Turning food leftovers into new flavors from around the world
Each year, an estimated one third of all food produced – equivalent to 1.3 billion tons worth around one trillion dollars – ends up rotting in bins or spoiling, according to the United Nations, which has set a goal of a 50 per cent reduction in food waste globally by 2030.
This is certainly food for thought during the month of Ramadan, when in some countries the amount of food waste actually doubles, despite this being the month in which Muslims are called upon to act modestly and consider those less fortunate than themselves. For families, one of the challenges during the holy month is to judge the right amount of food to cook for Iftar: the tendency to want to fill the dinner table with enough dishes to satisfy everyone’s cravings has to be balanced with a desire to minimize the amount of food that ends up never eaten. Reusing leftovers is one solution, but it can also be a great way to introduce new flavors to the family from dishes around the world. Read on for a few top tips on tasty ways to reduce food waste.
Before you consider throwing stale bread items away, consider how they make a great base for baked puddings, such as England’s Bread and Butter Pudding, France’s Pain Perdu and the Czech Republic’s Zemlovka, to name just three.

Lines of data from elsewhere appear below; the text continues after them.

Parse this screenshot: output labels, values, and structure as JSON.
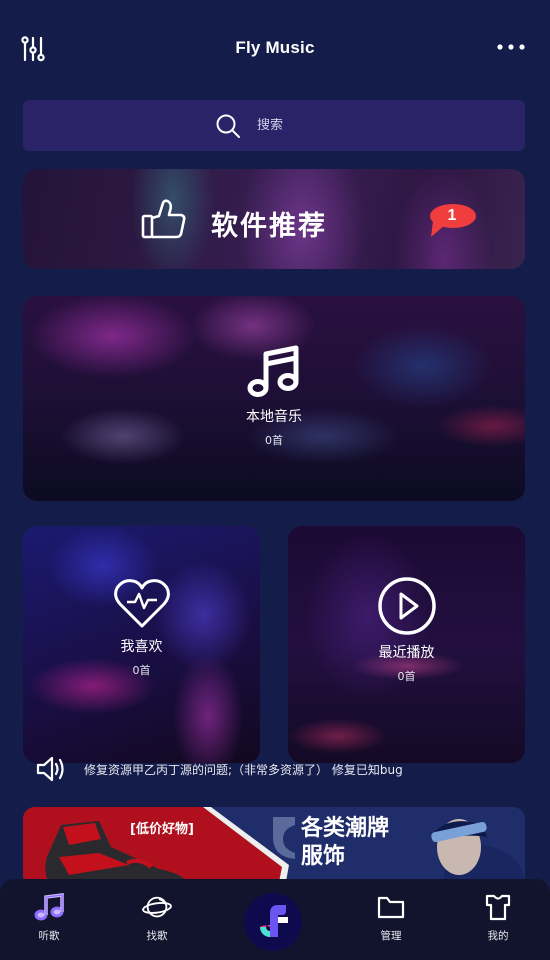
{
  "header": {
    "title": "Fly Music",
    "left_icon": "equalizer-icon",
    "right_icon": "more-icon"
  },
  "search": {
    "placeholder": "搜索",
    "value": "",
    "icon": "search-icon"
  },
  "recommend": {
    "label": "软件推荐",
    "icon": "thumbs-up-icon",
    "badge_count": "1",
    "badge_color": "#f03e3e"
  },
  "cards": {
    "local": {
      "name": "本地音乐",
      "count": "0首",
      "icon": "music-note-icon"
    },
    "favorites": {
      "name": "我喜欢",
      "count": "0首",
      "icon": "heart-pulse-icon"
    },
    "recent": {
      "name": "最近播放",
      "count": "0首",
      "icon": "play-circle-icon"
    }
  },
  "notice": {
    "icon": "speaker-icon",
    "text": "修复资源甲乙丙丁源的问题;（非常多资源了） 修复已知bug"
  },
  "promo": {
    "tag": "[低价好物]",
    "headline_line1": "各类潮牌",
    "headline_line2": "服饰"
  },
  "tabbar": {
    "items": [
      {
        "label": "听歌",
        "icon": "music-note-icon",
        "active": true
      },
      {
        "label": "找歌",
        "icon": "planet-icon",
        "active": false
      },
      {
        "label": "",
        "icon": "app-logo-icon",
        "active": false
      },
      {
        "label": "管理",
        "icon": "folder-icon",
        "active": false
      },
      {
        "label": "我的",
        "icon": "tshirt-icon",
        "active": false
      }
    ]
  },
  "colors": {
    "background": "#141d4a",
    "search_bg": "#2a2368",
    "tabbar_bg": "#12132c",
    "accent_purple": "#7a5cff"
  }
}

Even stale croissants can be used in Egypt’s famous Umm Ali baked dessert, resulting in a delicious take on a Middle Eastern favorite.
Potatoes are often a huge contributor to food waste. In the UK, for example, this is the number one food item thrown away, with 5.8 million whole potatoes headed for landfill every year. In the past, Brits would have been more resourceful, calling on the traditional recipe known as Bubble and Squeak to use up leftover potatoes and leafy green veg, deliciously fried together. Another useful way to repurpose boiled or mashed potatoes is to use them as a base for homemade fish cakes, in which you can also incorporate leftover fish.

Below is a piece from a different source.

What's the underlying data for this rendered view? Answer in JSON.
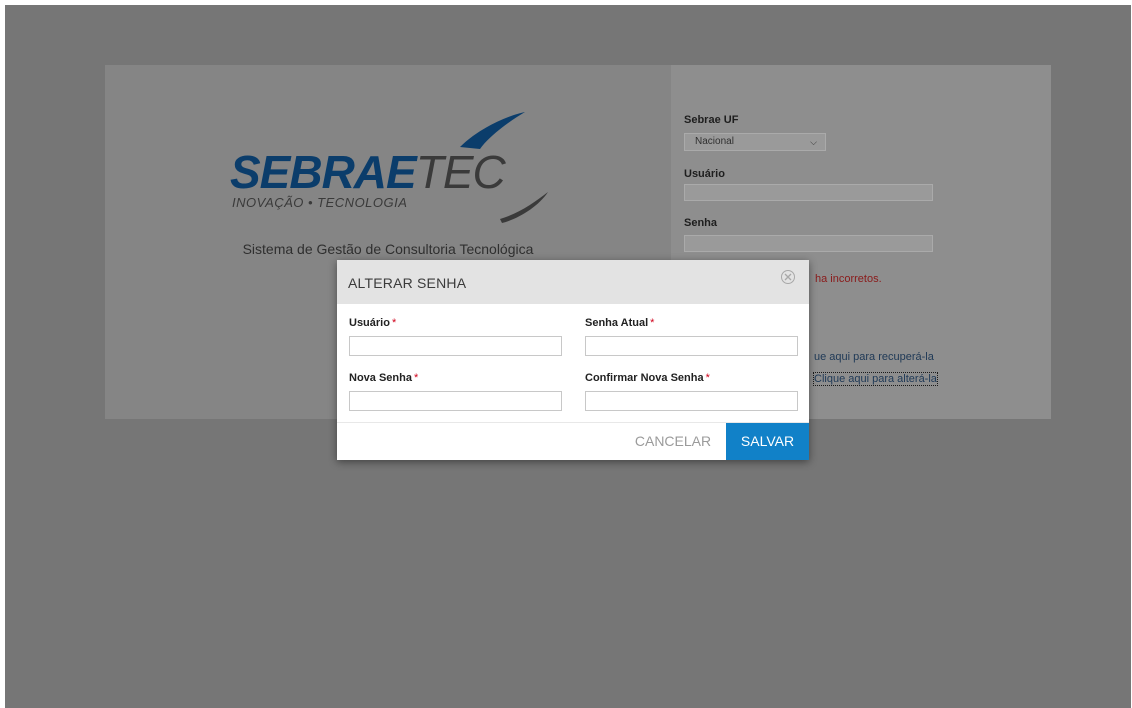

If it’s leftover chicken that you have to hand, save the scraps for a homemade chicken soup, but first consider using the chicken carcass as a base for your own chicken stock – simply boil in water with spices for a flavorful base to any soup or stew. Portugal and Brazil’s Canja soup is worth considering here as something easy and new to try – and it can also be a way to pop some leftover rice in too. In fact, rice is another pantry staple that causes huge waste. In the US, for example, about a third of all rice purchased is thrown away. However, leftover rice can make a superb comeback to the table when used as the base for a fried rice dish, such as Indonesia’s Nasi Goreng. Alternatively, take a look at Italian Arancini, deep-fried rice balls stuffed with cheese, said to have been introduced to southern Italy by the Arabs in the 10th century. Cooked rice can also make a quick stuffing for items like peppers, allowing you to try your hand at your own take on Turkey’s famous Biber Dolması. Remember to take great care with how you store rice, refrigerating it within two hours of cooking it and reusing it the following day preferably.
When it comes to pasta, it can be hard to judge exactly how much to make. Any surplus pasta can easily be converted, however, by whipping up a Tetrazzini, an American Italian dish that features pasta, plus any leftovers of meat or chicken, baked in the oven in a creamy sauce. Another Italian inspired dish that can help use up leftover eggplant or zucchini is to cut into slices, bake slightly, and then use as your own mini pizza bases, smothered in tomato sauce, cheese and toppings to finish under the grill.
Engaging children in cooking is one way to help them appreciate the importance of being resourceful in the kitchen. Ramadan is also a great time to introduce children to Episode 4 of AYA&YUSUF. Titled Waste Not, this episode sees Aya and Yusuf learn the valuable lesson of being mindful when it comes to resources. Enjoy watching and Ramadan Mubarak!